So, over the weekend, the New York Times published a report that tore a hole in Walmart de Mexico and its longstanding and continued commitment to bribery in Mexico.
The article surfaced seven years late, as the result of an internal whistle blower whose message was stifled at corporate HQ back in Bentonville in 2005. Though estimates vary, Walmart de Mexico is said to have spent something like $20 million in bribes in a short period of time, a large sum, mostly to secure permits for real estate and construction, in direct violation of the Foreign Corrupt Practices Act (FCPA), then covered up by the C-suite. Right at the top.
Reverberations are running through stock market, and will continue to cut into Walmart for some time. Criminal charges may be brought at the executive level, and some analysts are already predicting trouble ahead, as much of Walmart’s growth strategy depends on expansion abroad. Suffice it to say that issues with FCPA compliance were not written into the last round of P&L projections.
Fast forward to Tuesday, where we find a report on the federal lobbying spending by some household names: Google, Facebook, Amazon and Apple, to name a few. It would appear that Google has grown a target on its back, and has spent slightly more than $5 million on lobbying in D.C. in the first quarter of this year alone.
A large part of the issue in the Walmart de Mexico case is the executive suite’s comfort with ignoring a very serious, potentially damaging and well-documented problem. Surely they should have been more proactive when it was brought to light.
The lack of ethical judgment at the corporate level aside, there is also the issue of bribery itself. Google is spending at a rate that would amount to $20 million this year on federal lobbying activity in our nation’s capital. That money goes toward access, permissions and favorable legislative treatment. It’s a lot of grease, no matter whose palm we’re talking about.
It begs the question, when it comes to the FCPA, Walmart, or any other business operating abroad, is bribery considered illegal activity simply because it’s happening outside of U.S. borders? Or conversely, does the DOJ consider bribery legitimate when the transaction is contained domestically?

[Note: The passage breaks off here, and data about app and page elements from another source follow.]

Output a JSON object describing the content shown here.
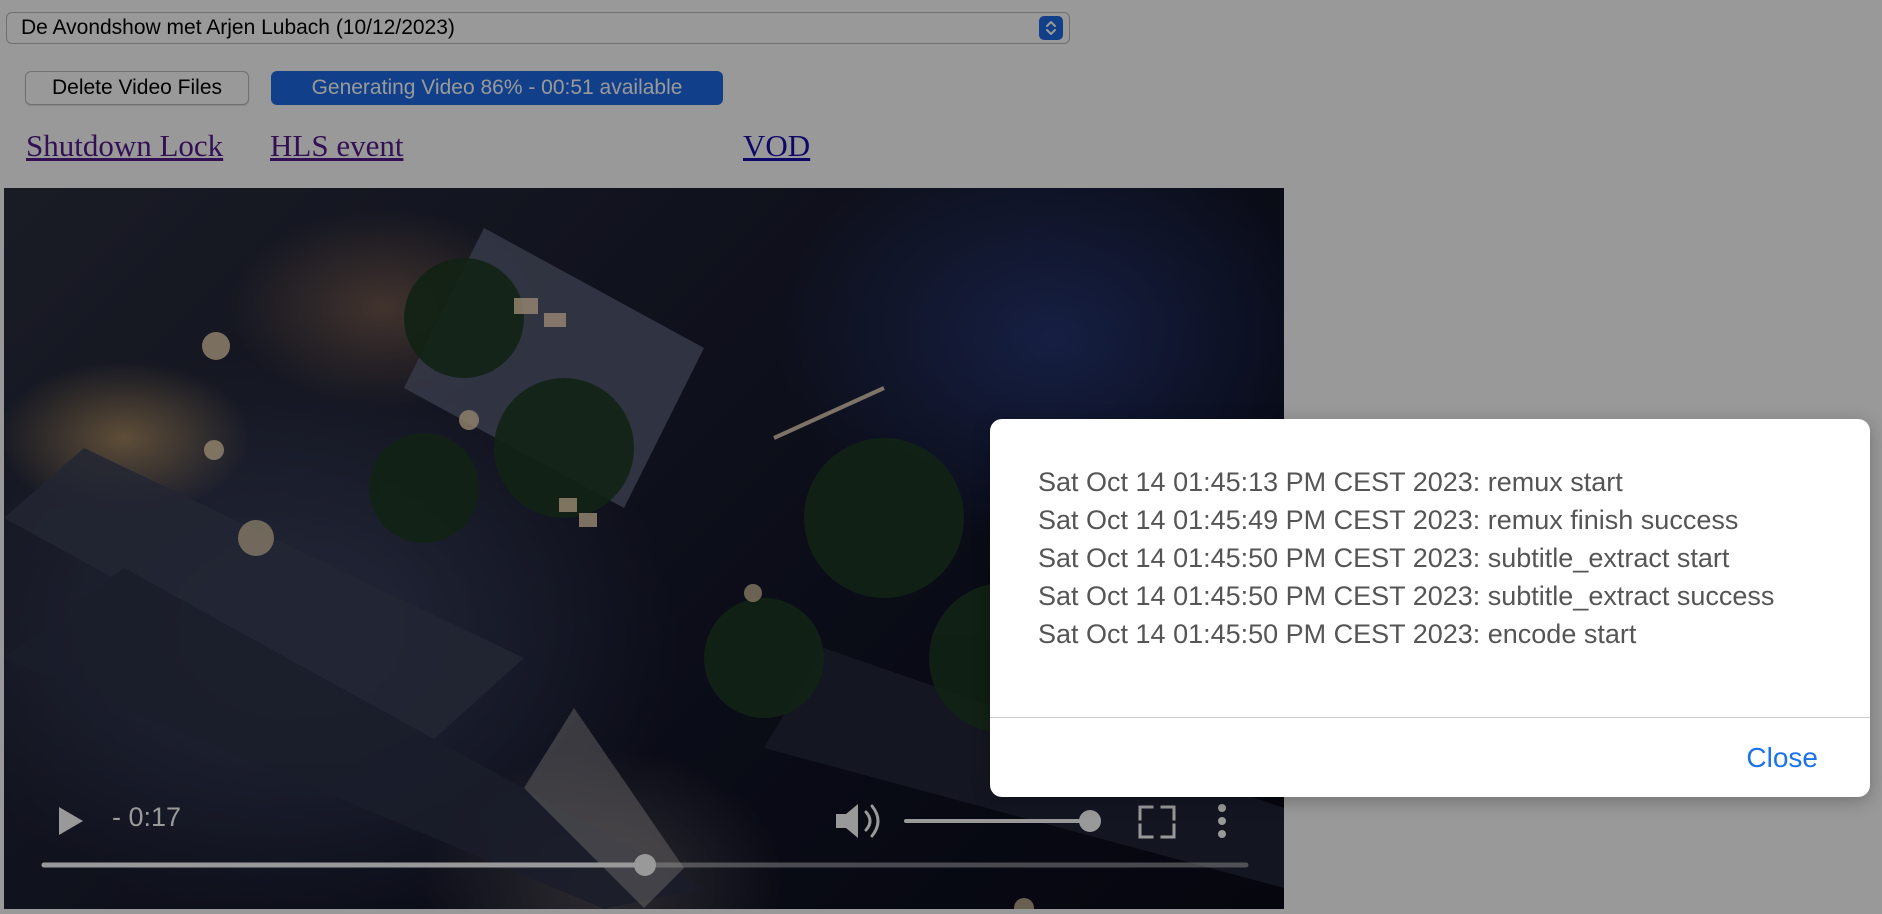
{
  "select": {
    "value": "De Avondshow met Arjen Lubach (10/12/2023)"
  },
  "buttons": {
    "delete_label": "Delete Video Files",
    "progress_label": "Generating Video 86% - 00:51 available",
    "progress_percent": 86
  },
  "links": {
    "shutdown": "Shutdown Lock",
    "hls": "HLS event",
    "vod": "VOD"
  },
  "video": {
    "time_remaining": "- 0:17",
    "playback_progress": 0.5,
    "volume_level": 1.0,
    "icons": [
      "play-icon",
      "volume-icon",
      "fullscreen-icon",
      "more-options-icon"
    ]
  },
  "dialog": {
    "log_lines": [
      "Sat Oct 14 01:45:13 PM CEST 2023: remux start",
      "Sat Oct 14 01:45:49 PM CEST 2023: remux finish success",
      "Sat Oct 14 01:45:50 PM CEST 2023: subtitle_extract start",
      "Sat Oct 14 01:45:50 PM CEST 2023: subtitle_extract success",
      "Sat Oct 14 01:45:50 PM CEST 2023: encode start"
    ],
    "close_label": "Close"
  },
  "colors": {
    "accent": "#1d6ae5",
    "link": "#1a0dab",
    "link_visited": "#551a8b",
    "close": "#1a73e8",
    "overlay": "rgba(0,0,0,0.40)"
  }
}
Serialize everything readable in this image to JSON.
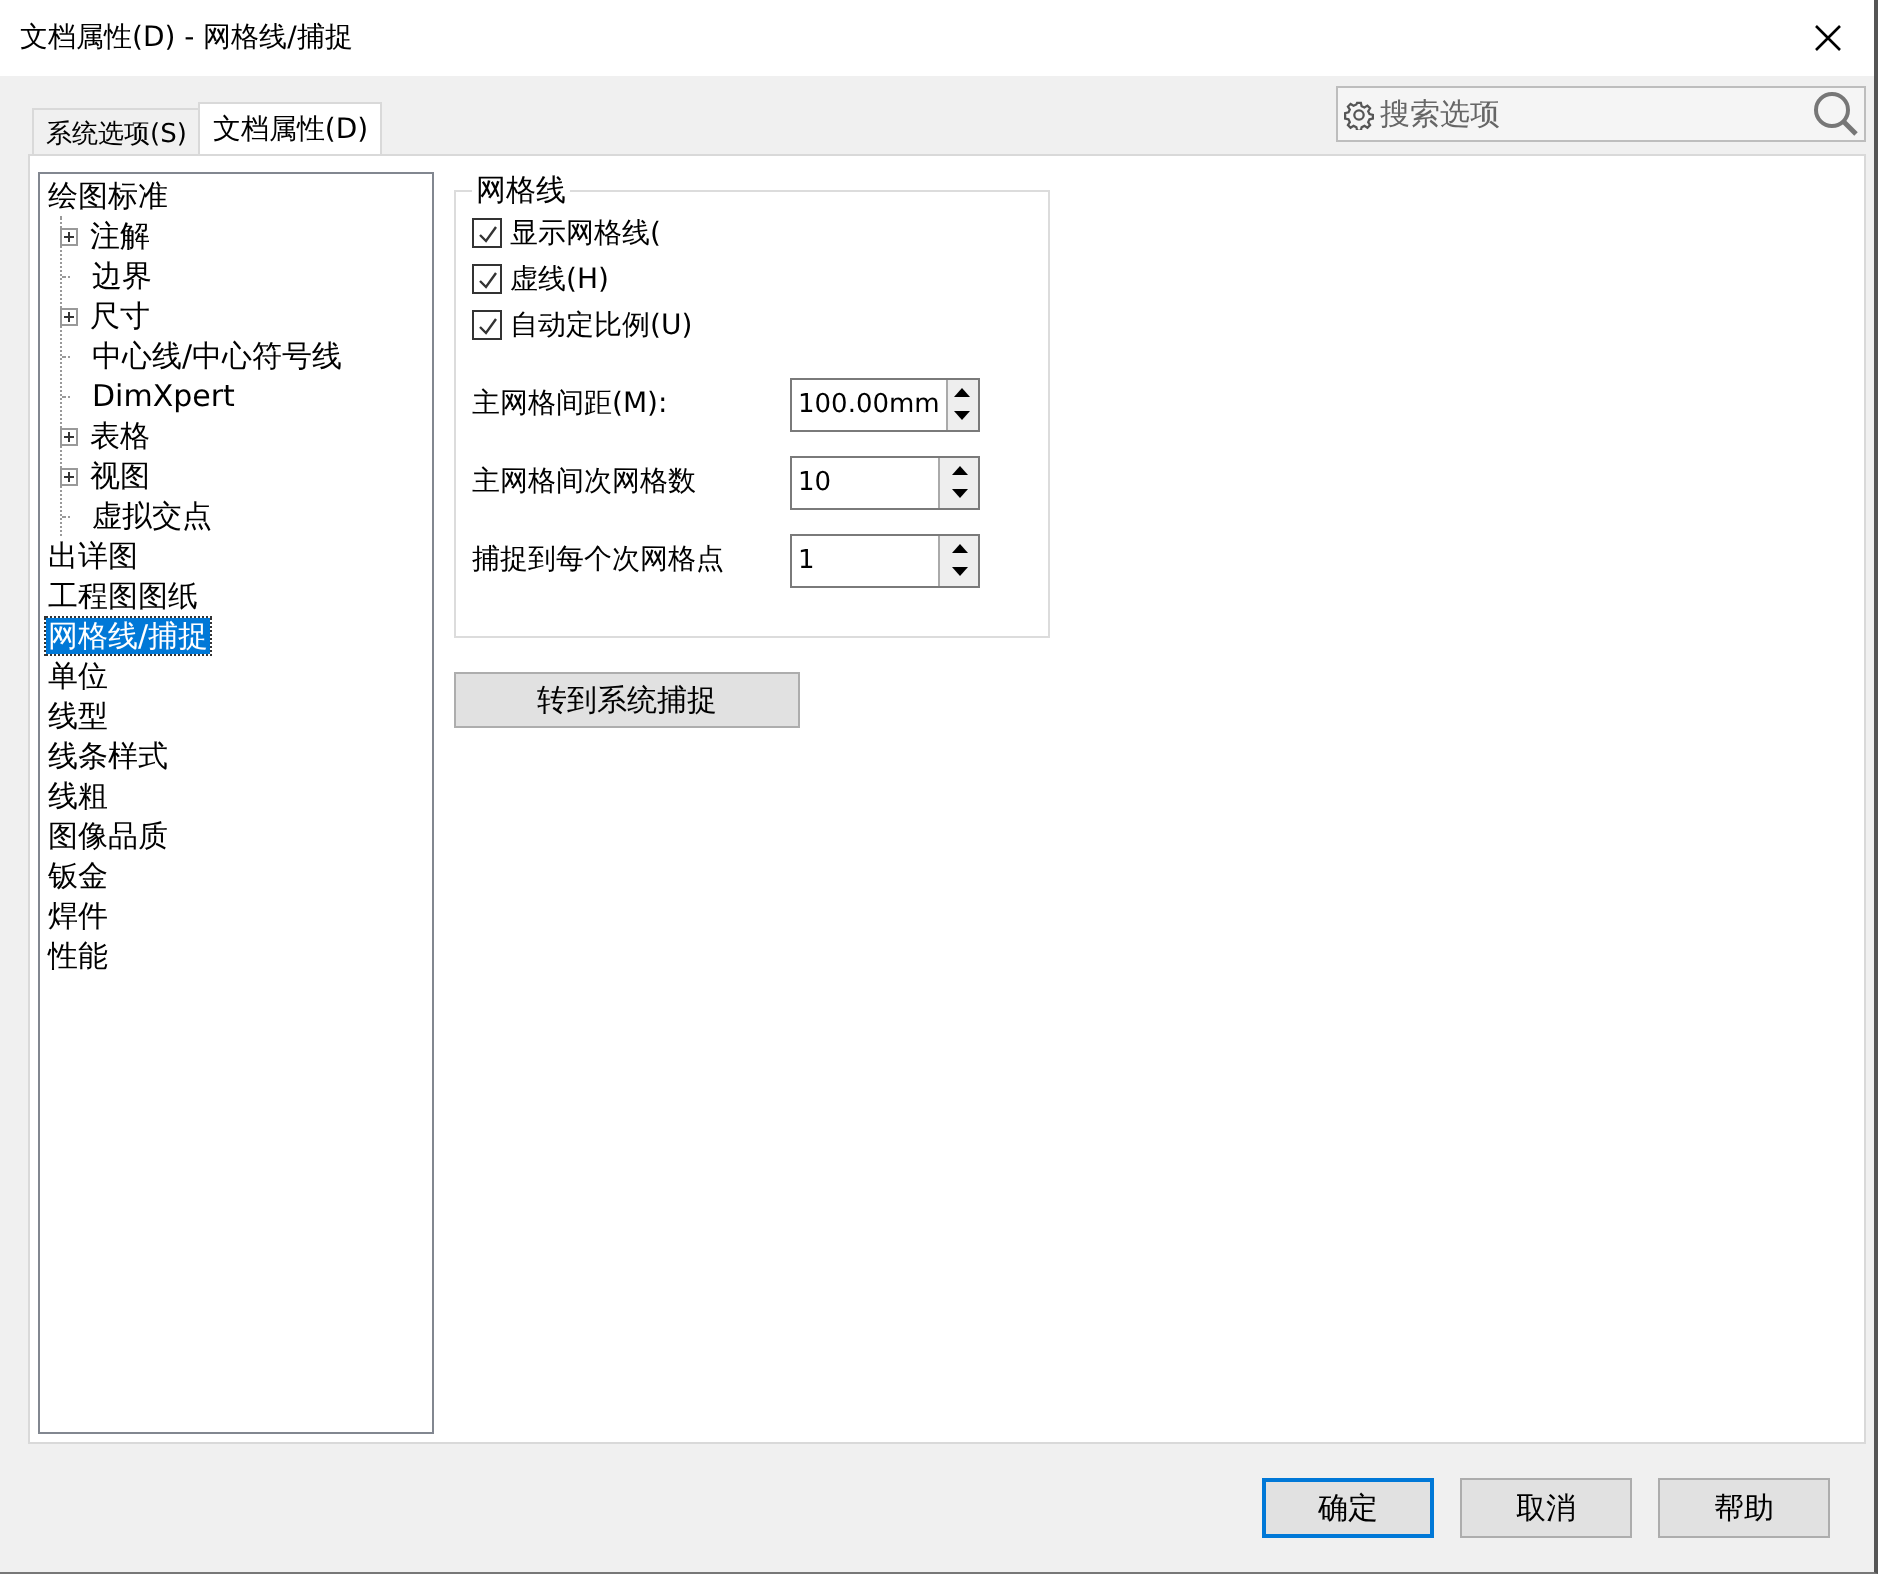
{
  "window": {
    "title": "文档属性(D) - 网格线/捕捉"
  },
  "tabs": [
    {
      "label": "系统选项(S)",
      "selected": false
    },
    {
      "label": "文档属性(D)",
      "selected": true
    }
  ],
  "search": {
    "placeholder": "搜索选项"
  },
  "tree": [
    {
      "label": "绘图标准",
      "selected": false,
      "children": [
        {
          "label": "注解",
          "selected": false,
          "has_children": true
        },
        {
          "label": "边界",
          "selected": false,
          "has_children": false
        },
        {
          "label": "尺寸",
          "selected": false,
          "has_children": true
        },
        {
          "label": "中心线/中心符号线",
          "selected": false,
          "has_children": false
        },
        {
          "label": "DimXpert",
          "selected": false,
          "has_children": false
        },
        {
          "label": "表格",
          "selected": false,
          "has_children": true
        },
        {
          "label": "视图",
          "selected": false,
          "has_children": true
        },
        {
          "label": "虚拟交点",
          "selected": false,
          "has_children": false
        }
      ]
    },
    {
      "label": "出详图",
      "selected": false
    },
    {
      "label": "工程图图纸",
      "selected": false
    },
    {
      "label": "网格线/捕捉",
      "selected": true
    },
    {
      "label": "单位",
      "selected": false
    },
    {
      "label": "线型",
      "selected": false
    },
    {
      "label": "线条样式",
      "selected": false
    },
    {
      "label": "线粗",
      "selected": false
    },
    {
      "label": "图像品质",
      "selected": false
    },
    {
      "label": "钣金",
      "selected": false
    },
    {
      "label": "焊件",
      "selected": false
    },
    {
      "label": "性能",
      "selected": false
    }
  ],
  "group": {
    "title": "网格线",
    "checkboxes": [
      {
        "label": "显示网格线(",
        "checked": true
      },
      {
        "label": "虚线(H)",
        "checked": true
      },
      {
        "label": "自动定比例(U)",
        "checked": true
      }
    ],
    "spinners": [
      {
        "label": "主网格间距(M):",
        "value": "100.00mm"
      },
      {
        "label": "主网格间次网格数",
        "value": "10"
      },
      {
        "label": "捕捉到每个次网格点",
        "value": "1"
      }
    ]
  },
  "action_button": "转到系统捕捉",
  "buttons": [
    {
      "label": "确定",
      "selected": true
    },
    {
      "label": "取消",
      "selected": false
    },
    {
      "label": "帮助",
      "selected": false
    }
  ]
}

Bravo to the Times for consistently excellent reporting. It’s a vaguely satisfying, visceral reaction when we see a corporation like Walmart take a PR ding. However, the FCPA, as written, and now enforced with increasing zeal, is going to create a significant burden, even a competitive disadvantage, for U.S. companies doing business abroad, especially in countries where bribes are the norm.